NBJC is working with a host of organizations through the Civil Marriage Collaborative DC Coalition, in a public education campaign promoting marriage equality in and around Washington, D.C., where 54 percent of the community is African American, and gay and lesbian couples can marry legally.
Polls have repeatedly shown that respondents who know an LGBT person within their family, workplace, and/or social networks have increased support for policies that foster equal rights. Increasing acceptance and respect for black LGBT people within their families and communities is essential to growing support within African American communities for LGBT issues of inclusion and equality, which, ultimately, affect us all.
NBJC is working toward a world where all of us can go home and be all of who we are, authentically and safely, with family and friends, all of the time.
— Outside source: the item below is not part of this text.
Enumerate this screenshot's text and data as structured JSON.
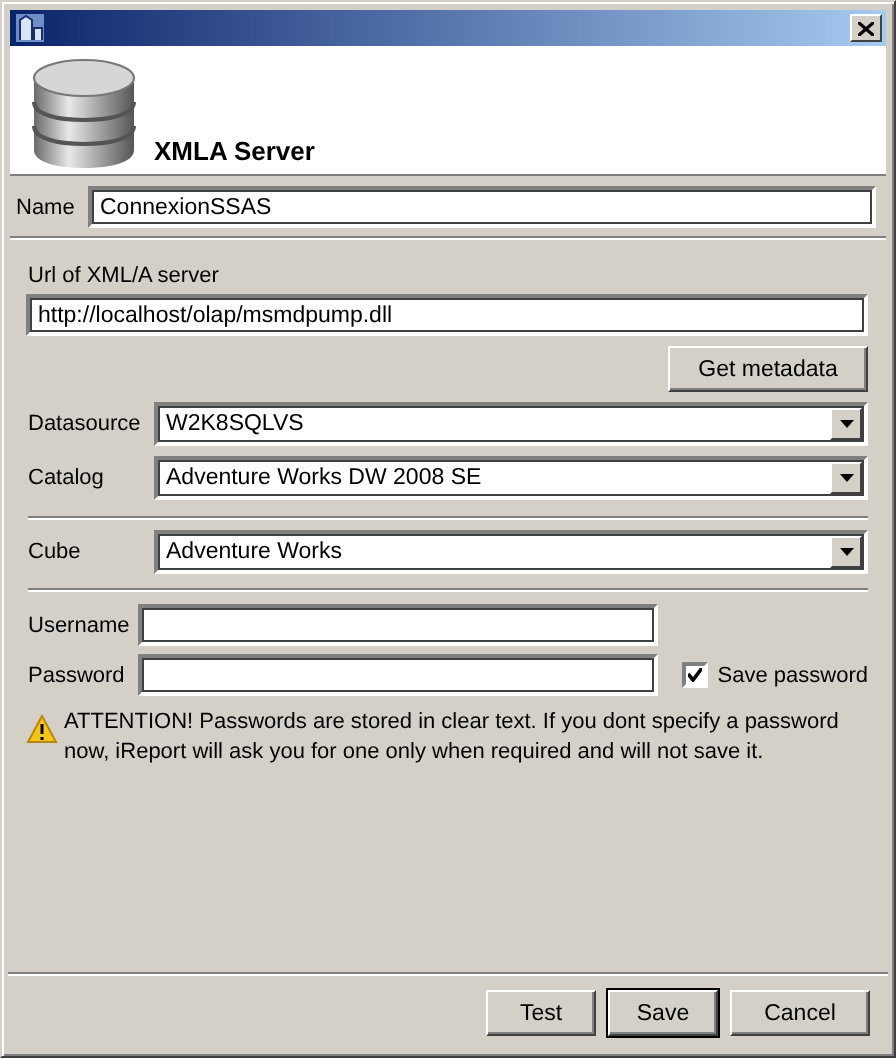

We hope that you will support us by participating in action alerts around policy initiatives that help level the playing field for all LGBT people and allies – regardless of race, creed or color.
If you'd like to join our movement to advance the intersection of racial justice and LGBT equality please visit us at http://www.nbjc.org or http://www.facebook.com/nationalblackjusticecoalition.
Sharon Lettman is the executive director of NBJC, which is a civil rights organization dedicated to empowering black LGBT people. Its mission is to end racism and homophobia. Headquartered in Washington, D.C., NBJC was founded on December 8, 2003, by a group of committed and passionate black LGBT people, led by activist, author, and commentator Keith Boykin, who believed there needed to be a strong voice advocating on behalf of black LGBT people.